START Given records

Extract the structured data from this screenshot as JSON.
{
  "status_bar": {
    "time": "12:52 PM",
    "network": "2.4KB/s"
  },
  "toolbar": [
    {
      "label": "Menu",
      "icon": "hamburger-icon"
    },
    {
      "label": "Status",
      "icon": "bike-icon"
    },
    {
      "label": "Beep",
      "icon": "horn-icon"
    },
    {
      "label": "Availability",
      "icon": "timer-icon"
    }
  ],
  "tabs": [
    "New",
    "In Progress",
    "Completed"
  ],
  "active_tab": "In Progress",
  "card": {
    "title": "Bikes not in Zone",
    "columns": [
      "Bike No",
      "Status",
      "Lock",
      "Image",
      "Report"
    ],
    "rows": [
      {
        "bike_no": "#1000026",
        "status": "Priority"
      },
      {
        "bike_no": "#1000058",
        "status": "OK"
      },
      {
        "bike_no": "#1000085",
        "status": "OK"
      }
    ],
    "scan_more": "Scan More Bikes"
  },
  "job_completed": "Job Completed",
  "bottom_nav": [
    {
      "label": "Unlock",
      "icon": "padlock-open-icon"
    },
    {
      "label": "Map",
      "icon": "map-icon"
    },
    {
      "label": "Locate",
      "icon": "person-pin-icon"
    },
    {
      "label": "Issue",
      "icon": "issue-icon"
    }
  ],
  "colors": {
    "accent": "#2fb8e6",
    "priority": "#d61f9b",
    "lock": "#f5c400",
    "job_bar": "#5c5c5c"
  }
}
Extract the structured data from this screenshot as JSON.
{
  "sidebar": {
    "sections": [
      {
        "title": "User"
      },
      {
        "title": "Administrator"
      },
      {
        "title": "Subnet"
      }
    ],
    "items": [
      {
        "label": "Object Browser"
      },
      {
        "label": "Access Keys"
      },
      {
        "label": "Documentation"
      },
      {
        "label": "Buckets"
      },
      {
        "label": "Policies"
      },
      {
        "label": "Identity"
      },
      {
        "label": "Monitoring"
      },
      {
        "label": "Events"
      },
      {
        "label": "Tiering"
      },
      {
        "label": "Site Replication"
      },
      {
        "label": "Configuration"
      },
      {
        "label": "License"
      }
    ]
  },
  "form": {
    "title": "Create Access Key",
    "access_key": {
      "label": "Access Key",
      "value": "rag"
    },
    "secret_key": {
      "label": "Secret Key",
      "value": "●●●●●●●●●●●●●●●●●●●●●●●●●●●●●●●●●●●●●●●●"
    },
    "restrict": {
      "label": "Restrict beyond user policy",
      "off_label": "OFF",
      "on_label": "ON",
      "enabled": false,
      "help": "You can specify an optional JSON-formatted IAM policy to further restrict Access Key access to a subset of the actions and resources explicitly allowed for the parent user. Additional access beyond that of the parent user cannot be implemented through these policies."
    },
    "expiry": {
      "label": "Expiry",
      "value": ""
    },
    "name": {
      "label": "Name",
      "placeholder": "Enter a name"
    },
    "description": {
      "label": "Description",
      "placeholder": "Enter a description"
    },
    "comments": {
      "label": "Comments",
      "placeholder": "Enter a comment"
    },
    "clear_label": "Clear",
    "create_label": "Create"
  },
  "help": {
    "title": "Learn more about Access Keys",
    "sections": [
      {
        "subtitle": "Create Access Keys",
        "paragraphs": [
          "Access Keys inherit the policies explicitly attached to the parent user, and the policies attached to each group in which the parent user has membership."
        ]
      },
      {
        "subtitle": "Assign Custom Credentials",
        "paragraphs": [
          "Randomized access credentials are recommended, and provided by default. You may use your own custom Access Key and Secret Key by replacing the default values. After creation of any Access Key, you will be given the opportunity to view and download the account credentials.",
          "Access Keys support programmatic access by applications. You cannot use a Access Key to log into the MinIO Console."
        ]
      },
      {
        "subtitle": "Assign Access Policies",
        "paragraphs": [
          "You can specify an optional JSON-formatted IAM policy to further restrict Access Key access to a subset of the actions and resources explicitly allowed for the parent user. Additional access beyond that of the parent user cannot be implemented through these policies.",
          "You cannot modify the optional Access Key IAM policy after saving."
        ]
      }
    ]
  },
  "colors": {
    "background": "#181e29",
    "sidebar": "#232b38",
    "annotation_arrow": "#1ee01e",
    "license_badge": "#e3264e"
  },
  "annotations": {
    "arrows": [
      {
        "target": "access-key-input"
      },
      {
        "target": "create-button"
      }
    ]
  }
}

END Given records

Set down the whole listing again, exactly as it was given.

Extract the structured data from this screenshot as JSON.
{
  "status_bar": {
    "time": "12:52 PM",
    "network": "2.4KB/s"
  },
  "toolbar": [
    {
      "label": "Menu",
      "icon": "hamburger-icon"
    },
    {
      "label": "Status",
      "icon": "bike-icon"
    },
    {
      "label": "Beep",
      "icon": "horn-icon"
    },
    {
      "label": "Availability",
      "icon": "timer-icon"
    }
  ],
  "tabs": [
    "New",
    "In Progress",
    "Completed"
  ],
  "active_tab": "In Progress",
  "card": {
    "title": "Bikes not in Zone",
    "columns": [
      "Bike No",
      "Status",
      "Lock",
      "Image",
      "Report"
    ],
    "rows": [
      {
        "bike_no": "#1000026",
        "status": "Priority"
      },
      {
        "bike_no": "#1000058",
        "status": "OK"
      },
      {
        "bike_no": "#1000085",
        "status": "OK"
      }
    ],
    "scan_more": "Scan More Bikes"
  },
  "job_completed": "Job Completed",
  "bottom_nav": [
    {
      "label": "Unlock",
      "icon": "padlock-open-icon"
    },
    {
      "label": "Map",
      "icon": "map-icon"
    },
    {
      "label": "Locate",
      "icon": "person-pin-icon"
    },
    {
      "label": "Issue",
      "icon": "issue-icon"
    }
  ],
  "colors": {
    "accent": "#2fb8e6",
    "priority": "#d61f9b",
    "lock": "#f5c400",
    "job_bar": "#5c5c5c"
  }
}
Extract the structured data from this screenshot as JSON.
{
  "sidebar": {
    "sections": [
      {
        "title": "User"
      },
      {
        "title": "Administrator"
      },
      {
        "title": "Subnet"
      }
    ],
    "items": [
      {
        "label": "Object Browser"
      },
      {
        "label": "Access Keys"
      },
      {
        "label": "Documentation"
      },
      {
        "label": "Buckets"
      },
      {
        "label": "Policies"
      },
      {
        "label": "Identity"
      },
      {
        "label": "Monitoring"
      },
      {
        "label": "Events"
      },
      {
        "label": "Tiering"
      },
      {
        "label": "Site Replication"
      },
      {
        "label": "Configuration"
      },
      {
        "label": "License"
      }
    ]
  },
  "form": {
    "title": "Create Access Key",
    "access_key": {
      "label": "Access Key",
      "value": "rag"
    },
    "secret_key": {
      "label": "Secret Key",
      "value": "●●●●●●●●●●●●●●●●●●●●●●●●●●●●●●●●●●●●●●●●"
    },
    "restrict": {
      "label": "Restrict beyond user policy",
      "off_label": "OFF",
      "on_label": "ON",
      "enabled": false,
      "help": "You can specify an optional JSON-formatted IAM policy to further restrict Access Key access to a subset of the actions and resources explicitly allowed for the parent user. Additional access beyond that of the parent user cannot be implemented through these policies."
    },
    "expiry": {
      "label": "Expiry",
      "value": ""
    },
    "name": {
      "label": "Name",
      "placeholder": "Enter a name"
    },
    "description": {
      "label": "Description",
      "placeholder": "Enter a description"
    },
    "comments": {
      "label": "Comments",
      "placeholder": "Enter a comment"
    },
    "clear_label": "Clear",
    "create_label": "Create"
  },
  "help": {
    "title": "Learn more about Access Keys",
    "sections": [
      {
        "subtitle": "Create Access Keys",
        "paragraphs": [
          "Access Keys inherit the policies explicitly attached to the parent user, and the policies attached to each group in which the parent user has membership."
        ]
      },
      {
        "subtitle": "Assign Custom Credentials",
        "paragraphs": [
          "Randomized access credentials are recommended, and provided by default. You may use your own custom Access Key and Secret Key by replacing the default values. After creation of any Access Key, you will be given the opportunity to view and download the account credentials.",
          "Access Keys support programmatic access by applications. You cannot use a Access Key to log into the MinIO Console."
        ]
      },
      {
        "subtitle": "Assign Access Policies",
        "paragraphs": [
          "You can specify an optional JSON-formatted IAM policy to further restrict Access Key access to a subset of the actions and resources explicitly allowed for the parent user. Additional access beyond that of the parent user cannot be implemented through these policies.",
          "You cannot modify the optional Access Key IAM policy after saving."
        ]
      }
    ]
  },
  "colors": {
    "background": "#181e29",
    "sidebar": "#232b38",
    "annotation_arrow": "#1ee01e",
    "license_badge": "#e3264e"
  },
  "annotations": {
    "arrows": [
      {
        "target": "access-key-input"
      },
      {
        "target": "create-button"
      }
    ]
  }
}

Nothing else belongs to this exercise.